As for Anna and Ben, ironically it seems that it is Anna who needs a shot of empathic concern. She is lacking compassion for Ben and that, in itself, suggests some bigger issues.


In a logical attempt to mitigate the continuation of the Mr Right meltdown, I propose that there are multiple different kinds of Mr Right, and they all require reducing your number of requirements and exercising empathy. Here are just two to ponder:

The modern Mr Right

If you seek the funny, sensitive, best friend Mr Right, you may need to compromise on other traditional masculine traits. You might find yourself changing your own car tyres and checking the engine oil. But hey, there are garages with mechanics for that. On the upside, this Mr Right probably cooks and not many people get divorced from guys because they are too nice. You’ll need to ensure you’re paying him enough emotional attention and show appreciation for all the thoughtful things he does. Because he has his own set of BFFs and you don’t want them getting too close!

The traditional Mr Right

If you seek the classic masculine Mr Right, then please don’t expect deep and meaningful conversations with him. It’s not that he’s being uncaring or unloving, but that he is probably less capable of such discussions; you may have more chance when he approaches 50. Until then, you’ll need a separate outlet for emotional exchange, so invest in your female friendships – he won’t be cool with you having too many male friends. You’ll do well with an unlimited calling plan, so you can chat at length with all your BFFs, and to keep yourself busy socially. On the upside, he probably looks good without his shirt, takes the garbage out and watches out for your safety. You will need to make sure that you’re paying him enough physical attention and show appreciation for all the practical things he does.


I have fleshed out the problem of having too many expectations of Mr Right, but is there a Mrs Right? Do men set women up to fail in the same – or different – way? In my discussions with men they appeared more realistic about a future wife or Mrs Right. I hear men talk about seeking a life partner who likes a laugh, and whom they respect, someone who can help them to grow as a person – and who they fancy, too. Men don’t dream up the female equivalent of Mr Darcy – or perhaps they chose not to share those fantasies with me.

Hendrik, a 24-year-old in his first serious relationship, tells me, ‘There’s no Mrs Right, you need to work together to be right for each other.’ Similarly Lee, 55, who has been happily married for 20-plus years, suggests that men, when compared to women, are ‘less romantic, more pragmatic’.

I notice male characters asserting the same mantra: ‘There is no perfect. There will always be struggle. You just need to choose who you want to struggle with,’ says Harry in the movie Before We Go (2014). Does this eschewing of idealism offer a potential new direction for women? Or does it mark a return to earlier centuries, when expectations were low? And is a marriage based on romance foolish after all?
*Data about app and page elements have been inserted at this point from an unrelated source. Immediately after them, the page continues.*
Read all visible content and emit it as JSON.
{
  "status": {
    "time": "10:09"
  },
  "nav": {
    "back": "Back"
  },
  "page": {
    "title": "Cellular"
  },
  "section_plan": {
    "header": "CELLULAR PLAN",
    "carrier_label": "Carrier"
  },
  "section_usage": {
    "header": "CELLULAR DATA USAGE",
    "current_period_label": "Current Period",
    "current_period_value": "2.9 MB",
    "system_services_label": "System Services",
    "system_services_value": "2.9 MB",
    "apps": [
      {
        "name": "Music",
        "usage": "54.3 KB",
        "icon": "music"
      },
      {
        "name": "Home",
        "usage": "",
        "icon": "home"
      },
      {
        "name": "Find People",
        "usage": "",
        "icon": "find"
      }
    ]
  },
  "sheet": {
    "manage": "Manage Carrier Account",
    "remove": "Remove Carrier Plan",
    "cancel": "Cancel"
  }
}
Mr Right through the centuries


10th: The Provider


18th: +Attractive +Age appropriate

Mr Darcy; handsome and wealthy but emotionally detached


19th: +Chemistry
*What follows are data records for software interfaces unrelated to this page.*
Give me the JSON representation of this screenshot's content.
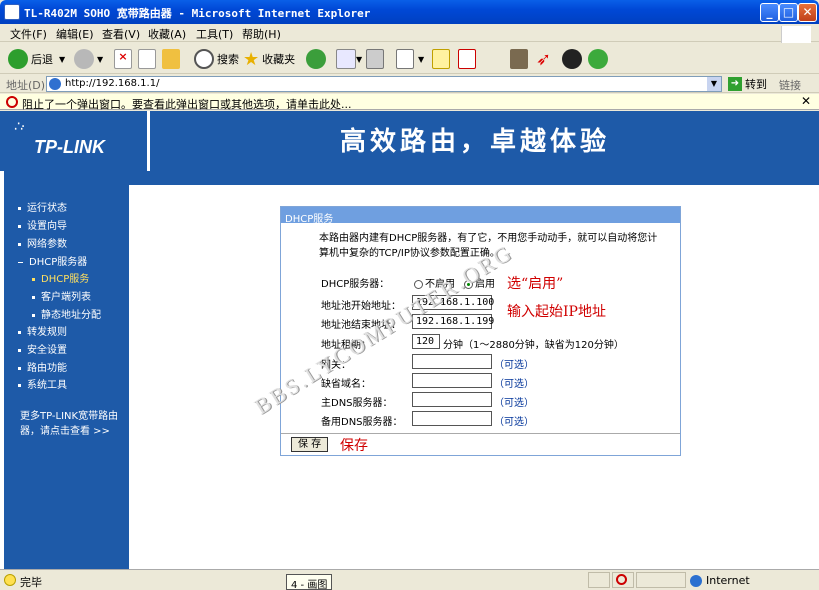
{
  "window": {
    "title": "TL-R402M SOHO 宽带路由器 - Microsoft Internet Explorer"
  },
  "menu": [
    "文件(F)",
    "编辑(E)",
    "查看(V)",
    "收藏(A)",
    "工具(T)",
    "帮助(H)"
  ],
  "toolbar": {
    "back": "后退",
    "search": "搜索",
    "favorites": "收藏夹"
  },
  "address": {
    "label": "地址(D)",
    "url": "http://192.168.1.1/",
    "go": "转到",
    "links": "链接"
  },
  "popup": {
    "text": "阻止了一个弹出窗口。要查看此弹出窗口或其他选项，请单击此处..."
  },
  "banner": {
    "logo": "TP-LINK",
    "slogan": "高效路由，卓越体验"
  },
  "nav": [
    {
      "label": "运行状态"
    },
    {
      "label": "设置向导"
    },
    {
      "label": "网络参数"
    },
    {
      "label": "DHCP服务器"
    },
    {
      "label": "DHCP服务"
    },
    {
      "label": "客户端列表"
    },
    {
      "label": "静态地址分配"
    },
    {
      "label": "转发规则"
    },
    {
      "label": "安全设置"
    },
    {
      "label": "路由功能"
    },
    {
      "label": "系统工具"
    }
  ],
  "more": "更多TP-LINK宽带路由器，请点击查看 >>",
  "panel": {
    "header": "DHCP服务",
    "desc": "本路由器内建有DHCP服务器，有了它，不用您手动动手，就可以自动将您计算机中复杂的TCP/IP协议参数配置正确。",
    "dhcp_label": "DHCP服务器：",
    "disable": "不启用",
    "enable": "启用",
    "start_label": "地址池开始地址：",
    "start_value": "192.168.1.100",
    "end_label": "地址池结束地址：",
    "end_value": "192.168.1.199",
    "lease_label": "地址租期：",
    "lease_value": "120",
    "lease_hint": "分钟（1～2880分钟，缺省为120分钟）",
    "gateway_label": "网关：",
    "domain_label": "缺省域名：",
    "dns1_label": "主DNS服务器：",
    "dns2_label": "备用DNS服务器：",
    "optional": "（可选）",
    "save": "保 存"
  },
  "annotations": {
    "enable_note": "选“启用”",
    "ip_note": "输入起始IP地址",
    "save_note": "保存"
  },
  "watermark": "BBS.LYCOMPUTER.ORG",
  "status": {
    "text": "完毕",
    "zone": "Internet",
    "task": "4 - 画图"
  }
}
20th: +Sexual fulfillment

James Bond; masculine and passionate yet emotionally contained


Mid 20th: +Sense of humour +Emotional support


21st: +Best friend

Adam Sandler; funny and emotionally expressive

Inside info

Sophia Ledingham is a psychologist and author of The Date Night Manifesto, a guide for couples looking to add spice to date night while building stronger relationships. Visit

Sophia Ledingham

Sophia Ledingham